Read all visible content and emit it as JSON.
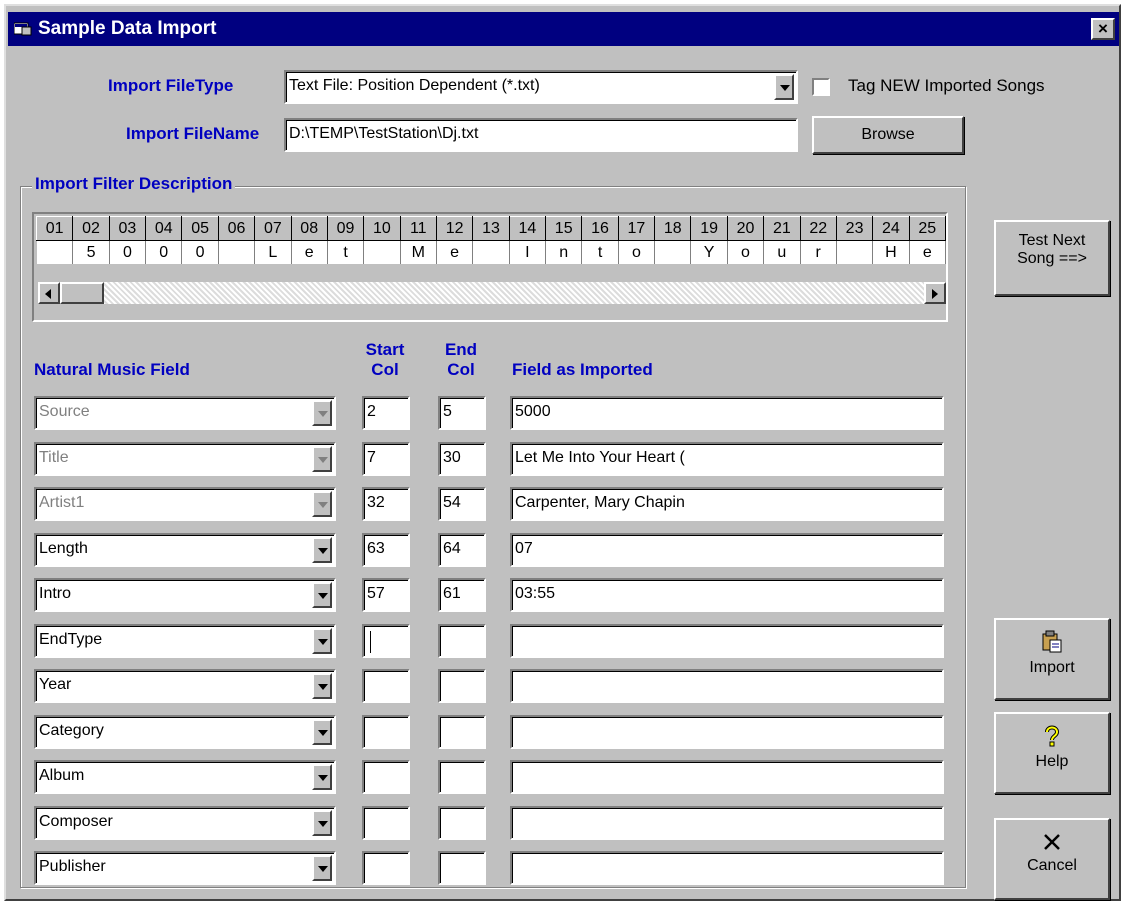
{
  "window": {
    "title": "Sample Data Import",
    "close_label": "×"
  },
  "import_filetype": {
    "label": "Import FileType",
    "value": "Text File: Position Dependent  (*.txt)"
  },
  "tag_new": {
    "label": "Tag NEW Imported Songs",
    "checked": false
  },
  "import_filename": {
    "label": "Import FileName",
    "value": "D:\\TEMP\\TestStation\\Dj.txt"
  },
  "browse_button": {
    "label": "Browse"
  },
  "filter": {
    "legend": "Import Filter Description",
    "columns": [
      "01",
      "02",
      "03",
      "04",
      "05",
      "06",
      "07",
      "08",
      "09",
      "10",
      "11",
      "12",
      "13",
      "14",
      "15",
      "16",
      "17",
      "18",
      "19",
      "20",
      "21",
      "22",
      "23",
      "24",
      "25"
    ],
    "chars": [
      "",
      "5",
      "0",
      "0",
      "0",
      "",
      "L",
      "e",
      "t",
      "",
      "M",
      "e",
      "",
      "I",
      "n",
      "t",
      "o",
      "",
      "Y",
      "o",
      "u",
      "r",
      "",
      "H",
      "e"
    ]
  },
  "table_headers": {
    "field": "Natural Music Field",
    "start_line1": "Start",
    "start_line2": "Col",
    "end_line1": "End",
    "end_line2": "Col",
    "imported": "Field as Imported"
  },
  "rows": [
    {
      "field": "Source",
      "disabled": true,
      "start": "2",
      "end": "5",
      "imported": "5000"
    },
    {
      "field": "Title",
      "disabled": true,
      "start": "7",
      "end": "30",
      "imported": "Let Me Into Your Heart ("
    },
    {
      "field": "Artist1",
      "disabled": true,
      "start": "32",
      "end": "54",
      "imported": "Carpenter, Mary Chapin"
    },
    {
      "field": "Length",
      "disabled": false,
      "start": "63",
      "end": "64",
      "imported": "07"
    },
    {
      "field": "Intro",
      "disabled": false,
      "start": "57",
      "end": "61",
      "imported": "03:55"
    },
    {
      "field": "EndType",
      "disabled": false,
      "start": "",
      "end": "",
      "imported": ""
    },
    {
      "field": "Year",
      "disabled": false,
      "start": "",
      "end": "",
      "imported": ""
    },
    {
      "field": "Category",
      "disabled": false,
      "start": "",
      "end": "",
      "imported": ""
    },
    {
      "field": "Album",
      "disabled": false,
      "start": "",
      "end": "",
      "imported": ""
    },
    {
      "field": "Composer",
      "disabled": false,
      "start": "",
      "end": "",
      "imported": ""
    },
    {
      "field": "Publisher",
      "disabled": false,
      "start": "",
      "end": "",
      "imported": ""
    }
  ],
  "buttons": {
    "test_next_line1": "Test Next",
    "test_next_line2": "Song ==>",
    "import": "Import",
    "help": "Help",
    "cancel": "Cancel"
  },
  "icons": {
    "app": "app-window-icon",
    "import": "clipboard-icon",
    "help": "question-icon",
    "cancel": "x-icon"
  },
  "colors": {
    "title_bar": "#000080",
    "label_blue": "#0000c0",
    "face": "#c0c0c0"
  }
}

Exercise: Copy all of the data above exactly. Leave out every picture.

Task response:
Read all visible content and emit it as JSON.
{
  "window": {
    "title": "Sample Data Import",
    "close_label": "×"
  },
  "import_filetype": {
    "label": "Import FileType",
    "value": "Text File: Position Dependent  (*.txt)"
  },
  "tag_new": {
    "label": "Tag NEW Imported Songs",
    "checked": false
  },
  "import_filename": {
    "label": "Import FileName",
    "value": "D:\\TEMP\\TestStation\\Dj.txt"
  },
  "browse_button": {
    "label": "Browse"
  },
  "filter": {
    "legend": "Import Filter Description",
    "columns": [
      "01",
      "02",
      "03",
      "04",
      "05",
      "06",
      "07",
      "08",
      "09",
      "10",
      "11",
      "12",
      "13",
      "14",
      "15",
      "16",
      "17",
      "18",
      "19",
      "20",
      "21",
      "22",
      "23",
      "24",
      "25"
    ],
    "chars": [
      "",
      "5",
      "0",
      "0",
      "0",
      "",
      "L",
      "e",
      "t",
      "",
      "M",
      "e",
      "",
      "I",
      "n",
      "t",
      "o",
      "",
      "Y",
      "o",
      "u",
      "r",
      "",
      "H",
      "e"
    ]
  },
  "table_headers": {
    "field": "Natural Music Field",
    "start_line1": "Start",
    "start_line2": "Col",
    "end_line1": "End",
    "end_line2": "Col",
    "imported": "Field as Imported"
  },
  "rows": [
    {
      "field": "Source",
      "disabled": true,
      "start": "2",
      "end": "5",
      "imported": "5000"
    },
    {
      "field": "Title",
      "disabled": true,
      "start": "7",
      "end": "30",
      "imported": "Let Me Into Your Heart ("
    },
    {
      "field": "Artist1",
      "disabled": true,
      "start": "32",
      "end": "54",
      "imported": "Carpenter, Mary Chapin"
    },
    {
      "field": "Length",
      "disabled": false,
      "start": "63",
      "end": "64",
      "imported": "07"
    },
    {
      "field": "Intro",
      "disabled": false,
      "start": "57",
      "end": "61",
      "imported": "03:55"
    },
    {
      "field": "EndType",
      "disabled": false,
      "start": "",
      "end": "",
      "imported": ""
    },
    {
      "field": "Year",
      "disabled": false,
      "start": "",
      "end": "",
      "imported": ""
    },
    {
      "field": "Category",
      "disabled": false,
      "start": "",
      "end": "",
      "imported": ""
    },
    {
      "field": "Album",
      "disabled": false,
      "start": "",
      "end": "",
      "imported": ""
    },
    {
      "field": "Composer",
      "disabled": false,
      "start": "",
      "end": "",
      "imported": ""
    },
    {
      "field": "Publisher",
      "disabled": false,
      "start": "",
      "end": "",
      "imported": ""
    }
  ],
  "buttons": {
    "test_next_line1": "Test Next",
    "test_next_line2": "Song ==>",
    "import": "Import",
    "help": "Help",
    "cancel": "Cancel"
  },
  "icons": {
    "app": "app-window-icon",
    "import": "clipboard-icon",
    "help": "question-icon",
    "cancel": "x-icon"
  },
  "colors": {
    "title_bar": "#000080",
    "label_blue": "#0000c0",
    "face": "#c0c0c0"
  }
}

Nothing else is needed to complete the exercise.